MATERIAL SHOWN:

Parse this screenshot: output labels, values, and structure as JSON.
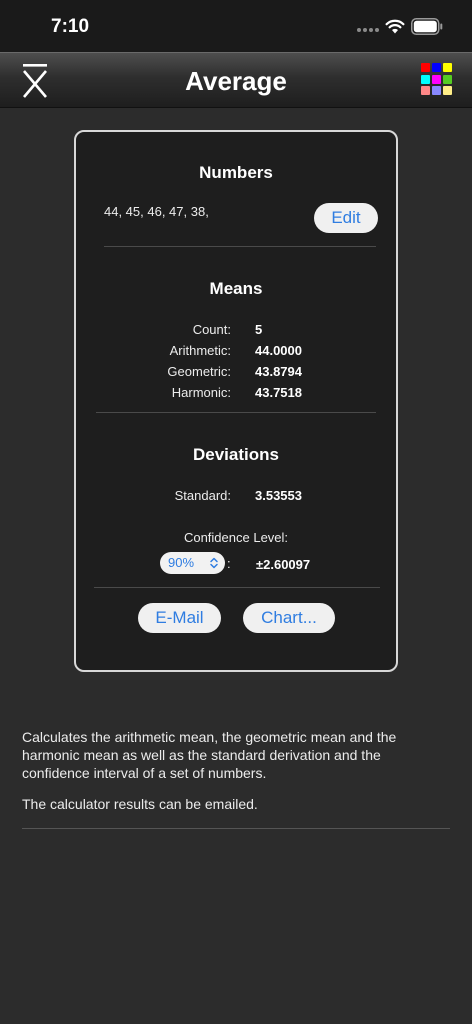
{
  "status_bar": {
    "time": "7:10"
  },
  "nav": {
    "title": "Average",
    "grid_colors": [
      "#ff0000",
      "#0000ff",
      "#ffff00",
      "#00ffff",
      "#ff00ff",
      "#55cc22",
      "#ff8888",
      "#8888ff",
      "#ffee88"
    ]
  },
  "numbers": {
    "title": "Numbers",
    "list": "44, 45, 46, 47, 38,",
    "edit_label": "Edit"
  },
  "means": {
    "title": "Means",
    "rows": [
      {
        "label": "Count:",
        "value": "5"
      },
      {
        "label": "Arithmetic:",
        "value": "44.0000"
      },
      {
        "label": "Geometric:",
        "value": "43.8794"
      },
      {
        "label": "Harmonic:",
        "value": "43.7518"
      }
    ]
  },
  "deviations": {
    "title": "Deviations",
    "standard_label": "Standard:",
    "standard_value": "3.53553",
    "confidence_label": "Confidence Level:",
    "confidence_selected": "90%",
    "confidence_colon": ":",
    "confidence_value": "±2.60097"
  },
  "actions": {
    "email_label": "E-Mail",
    "chart_label": "Chart..."
  },
  "description": {
    "paragraph1": "Calculates the arithmetic mean, the geometric mean and the harmonic mean as well as the standard derivation and the confidence interval of a set of numbers.",
    "paragraph2": "The calculator results can be emailed."
  },
  "colors": {
    "accent": "#2f7de1",
    "background": "#2c2c2c",
    "card": "#1e1e1e"
  }
}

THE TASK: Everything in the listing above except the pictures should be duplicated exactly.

RESPONSE TO THE EXERCISE:
Parse this screenshot: output labels, values, and structure as JSON.
{
  "status_bar": {
    "time": "7:10"
  },
  "nav": {
    "title": "Average",
    "grid_colors": [
      "#ff0000",
      "#0000ff",
      "#ffff00",
      "#00ffff",
      "#ff00ff",
      "#55cc22",
      "#ff8888",
      "#8888ff",
      "#ffee88"
    ]
  },
  "numbers": {
    "title": "Numbers",
    "list": "44, 45, 46, 47, 38,",
    "edit_label": "Edit"
  },
  "means": {
    "title": "Means",
    "rows": [
      {
        "label": "Count:",
        "value": "5"
      },
      {
        "label": "Arithmetic:",
        "value": "44.0000"
      },
      {
        "label": "Geometric:",
        "value": "43.8794"
      },
      {
        "label": "Harmonic:",
        "value": "43.7518"
      }
    ]
  },
  "deviations": {
    "title": "Deviations",
    "standard_label": "Standard:",
    "standard_value": "3.53553",
    "confidence_label": "Confidence Level:",
    "confidence_selected": "90%",
    "confidence_colon": ":",
    "confidence_value": "±2.60097"
  },
  "actions": {
    "email_label": "E-Mail",
    "chart_label": "Chart..."
  },
  "description": {
    "paragraph1": "Calculates the arithmetic mean, the geometric mean and the harmonic mean as well as the standard derivation and the confidence interval of a set of numbers.",
    "paragraph2": "The calculator results can be emailed."
  },
  "colors": {
    "accent": "#2f7de1",
    "background": "#2c2c2c",
    "card": "#1e1e1e"
  }
}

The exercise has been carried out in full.